Problem to work on
Give all the records again, with no alterations.

*** Opening of Data listing ***

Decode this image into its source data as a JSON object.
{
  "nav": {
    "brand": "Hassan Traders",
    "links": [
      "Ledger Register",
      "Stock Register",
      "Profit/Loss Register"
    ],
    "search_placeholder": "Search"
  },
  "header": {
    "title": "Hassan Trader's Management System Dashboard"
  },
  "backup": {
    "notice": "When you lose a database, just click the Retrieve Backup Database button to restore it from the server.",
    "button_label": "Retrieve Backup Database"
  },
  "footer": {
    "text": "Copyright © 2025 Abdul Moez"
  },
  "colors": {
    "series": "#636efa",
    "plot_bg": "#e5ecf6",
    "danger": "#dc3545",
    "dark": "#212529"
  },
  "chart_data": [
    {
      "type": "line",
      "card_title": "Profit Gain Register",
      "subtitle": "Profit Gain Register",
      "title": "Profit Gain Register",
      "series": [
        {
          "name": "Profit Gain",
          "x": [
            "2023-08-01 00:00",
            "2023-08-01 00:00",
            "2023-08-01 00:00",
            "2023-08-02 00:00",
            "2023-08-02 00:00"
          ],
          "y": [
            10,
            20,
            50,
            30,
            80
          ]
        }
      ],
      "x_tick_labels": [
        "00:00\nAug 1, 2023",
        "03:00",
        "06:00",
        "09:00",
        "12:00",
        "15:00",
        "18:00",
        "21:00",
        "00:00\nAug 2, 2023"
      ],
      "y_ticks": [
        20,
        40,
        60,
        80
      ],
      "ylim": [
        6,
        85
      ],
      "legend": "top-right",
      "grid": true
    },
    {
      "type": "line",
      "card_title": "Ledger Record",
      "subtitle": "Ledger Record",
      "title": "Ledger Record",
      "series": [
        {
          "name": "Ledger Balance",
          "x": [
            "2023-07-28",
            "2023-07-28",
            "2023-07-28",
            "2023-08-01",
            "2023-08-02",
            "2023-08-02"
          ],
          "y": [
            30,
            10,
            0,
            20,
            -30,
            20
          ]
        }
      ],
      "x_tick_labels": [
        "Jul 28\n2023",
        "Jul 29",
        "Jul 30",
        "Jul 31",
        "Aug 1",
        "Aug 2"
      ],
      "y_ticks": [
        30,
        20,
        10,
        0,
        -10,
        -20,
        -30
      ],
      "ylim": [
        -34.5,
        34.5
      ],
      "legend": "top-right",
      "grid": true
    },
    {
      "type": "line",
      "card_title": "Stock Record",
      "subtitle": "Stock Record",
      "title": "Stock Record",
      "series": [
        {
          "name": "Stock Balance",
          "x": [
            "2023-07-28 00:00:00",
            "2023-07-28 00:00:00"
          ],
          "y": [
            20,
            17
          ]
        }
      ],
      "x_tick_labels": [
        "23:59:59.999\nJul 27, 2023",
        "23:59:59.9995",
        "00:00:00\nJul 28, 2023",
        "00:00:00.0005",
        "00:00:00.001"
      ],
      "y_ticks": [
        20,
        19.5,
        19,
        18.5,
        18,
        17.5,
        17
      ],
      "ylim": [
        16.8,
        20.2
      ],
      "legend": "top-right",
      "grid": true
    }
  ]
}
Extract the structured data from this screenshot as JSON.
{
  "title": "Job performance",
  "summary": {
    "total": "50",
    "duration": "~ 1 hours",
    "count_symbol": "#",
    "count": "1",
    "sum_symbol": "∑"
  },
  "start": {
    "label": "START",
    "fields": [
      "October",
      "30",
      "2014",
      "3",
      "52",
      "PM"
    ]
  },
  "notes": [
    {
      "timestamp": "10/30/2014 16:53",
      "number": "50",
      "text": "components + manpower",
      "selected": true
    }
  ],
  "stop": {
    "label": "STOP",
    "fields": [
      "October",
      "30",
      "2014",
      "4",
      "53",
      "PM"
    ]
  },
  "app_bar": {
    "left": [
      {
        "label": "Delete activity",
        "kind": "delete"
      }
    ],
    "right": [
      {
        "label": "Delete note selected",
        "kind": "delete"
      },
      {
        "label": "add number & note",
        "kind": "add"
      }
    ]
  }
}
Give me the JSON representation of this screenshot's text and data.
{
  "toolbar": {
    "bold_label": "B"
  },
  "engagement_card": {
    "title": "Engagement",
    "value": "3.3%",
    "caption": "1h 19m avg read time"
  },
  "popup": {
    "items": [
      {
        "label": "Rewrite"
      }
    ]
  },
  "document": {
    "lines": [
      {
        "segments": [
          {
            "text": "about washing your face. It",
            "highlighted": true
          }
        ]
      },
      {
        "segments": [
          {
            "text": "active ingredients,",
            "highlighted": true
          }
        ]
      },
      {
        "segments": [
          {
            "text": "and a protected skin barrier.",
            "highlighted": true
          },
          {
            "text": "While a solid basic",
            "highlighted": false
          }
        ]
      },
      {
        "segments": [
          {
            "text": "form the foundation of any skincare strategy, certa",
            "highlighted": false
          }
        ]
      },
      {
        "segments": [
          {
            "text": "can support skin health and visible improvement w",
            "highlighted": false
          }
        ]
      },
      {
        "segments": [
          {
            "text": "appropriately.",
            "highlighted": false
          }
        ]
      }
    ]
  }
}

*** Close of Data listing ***

Response
Decode this image into its source data as a JSON object.
{
  "nav": {
    "brand": "Hassan Traders",
    "links": [
      "Ledger Register",
      "Stock Register",
      "Profit/Loss Register"
    ],
    "search_placeholder": "Search"
  },
  "header": {
    "title": "Hassan Trader's Management System Dashboard"
  },
  "backup": {
    "notice": "When you lose a database, just click the Retrieve Backup Database button to restore it from the server.",
    "button_label": "Retrieve Backup Database"
  },
  "footer": {
    "text": "Copyright © 2025 Abdul Moez"
  },
  "colors": {
    "series": "#636efa",
    "plot_bg": "#e5ecf6",
    "danger": "#dc3545",
    "dark": "#212529"
  },
  "chart_data": [
    {
      "type": "line",
      "card_title": "Profit Gain Register",
      "subtitle": "Profit Gain Register",
      "title": "Profit Gain Register",
      "series": [
        {
          "name": "Profit Gain",
          "x": [
            "2023-08-01 00:00",
            "2023-08-01 00:00",
            "2023-08-01 00:00",
            "2023-08-02 00:00",
            "2023-08-02 00:00"
          ],
          "y": [
            10,
            20,
            50,
            30,
            80
          ]
        }
      ],
      "x_tick_labels": [
        "00:00\nAug 1, 2023",
        "03:00",
        "06:00",
        "09:00",
        "12:00",
        "15:00",
        "18:00",
        "21:00",
        "00:00\nAug 2, 2023"
      ],
      "y_ticks": [
        20,
        40,
        60,
        80
      ],
      "ylim": [
        6,
        85
      ],
      "legend": "top-right",
      "grid": true
    },
    {
      "type": "line",
      "card_title": "Ledger Record",
      "subtitle": "Ledger Record",
      "title": "Ledger Record",
      "series": [
        {
          "name": "Ledger Balance",
          "x": [
            "2023-07-28",
            "2023-07-28",
            "2023-07-28",
            "2023-08-01",
            "2023-08-02",
            "2023-08-02"
          ],
          "y": [
            30,
            10,
            0,
            20,
            -30,
            20
          ]
        }
      ],
      "x_tick_labels": [
        "Jul 28\n2023",
        "Jul 29",
        "Jul 30",
        "Jul 31",
        "Aug 1",
        "Aug 2"
      ],
      "y_ticks": [
        30,
        20,
        10,
        0,
        -10,
        -20,
        -30
      ],
      "ylim": [
        -34.5,
        34.5
      ],
      "legend": "top-right",
      "grid": true
    },
    {
      "type": "line",
      "card_title": "Stock Record",
      "subtitle": "Stock Record",
      "title": "Stock Record",
      "series": [
        {
          "name": "Stock Balance",
          "x": [
            "2023-07-28 00:00:00",
            "2023-07-28 00:00:00"
          ],
          "y": [
            20,
            17
          ]
        }
      ],
      "x_tick_labels": [
        "23:59:59.999\nJul 27, 2023",
        "23:59:59.9995",
        "00:00:00\nJul 28, 2023",
        "00:00:00.0005",
        "00:00:00.001"
      ],
      "y_ticks": [
        20,
        19.5,
        19,
        18.5,
        18,
        17.5,
        17
      ],
      "ylim": [
        16.8,
        20.2
      ],
      "legend": "top-right",
      "grid": true
    }
  ]
}
Extract the structured data from this screenshot as JSON.
{
  "title": "Job performance",
  "summary": {
    "total": "50",
    "duration": "~ 1 hours",
    "count_symbol": "#",
    "count": "1",
    "sum_symbol": "∑"
  },
  "start": {
    "label": "START",
    "fields": [
      "October",
      "30",
      "2014",
      "3",
      "52",
      "PM"
    ]
  },
  "notes": [
    {
      "timestamp": "10/30/2014 16:53",
      "number": "50",
      "text": "components + manpower",
      "selected": true
    }
  ],
  "stop": {
    "label": "STOP",
    "fields": [
      "October",
      "30",
      "2014",
      "4",
      "53",
      "PM"
    ]
  },
  "app_bar": {
    "left": [
      {
        "label": "Delete activity",
        "kind": "delete"
      }
    ],
    "right": [
      {
        "label": "Delete note selected",
        "kind": "delete"
      },
      {
        "label": "add number & note",
        "kind": "add"
      }
    ]
  }
}
Give me the JSON representation of this screenshot's text and data.
{
  "toolbar": {
    "bold_label": "B"
  },
  "engagement_card": {
    "title": "Engagement",
    "value": "3.3%",
    "caption": "1h 19m avg read time"
  },
  "popup": {
    "items": [
      {
        "label": "Rewrite"
      }
    ]
  },
  "document": {
    "lines": [
      {
        "segments": [
          {
            "text": "about washing your face. It",
            "highlighted": true
          }
        ]
      },
      {
        "segments": [
          {
            "text": "active ingredients,",
            "highlighted": true
          }
        ]
      },
      {
        "segments": [
          {
            "text": "and a protected skin barrier.",
            "highlighted": true
          },
          {
            "text": "While a solid basic",
            "highlighted": false
          }
        ]
      },
      {
        "segments": [
          {
            "text": "form the foundation of any skincare strategy, certa",
            "highlighted": false
          }
        ]
      },
      {
        "segments": [
          {
            "text": "can support skin health and visible improvement w",
            "highlighted": false
          }
        ]
      },
      {
        "segments": [
          {
            "text": "appropriately.",
            "highlighted": false
          }
        ]
      }
    ]
  }
}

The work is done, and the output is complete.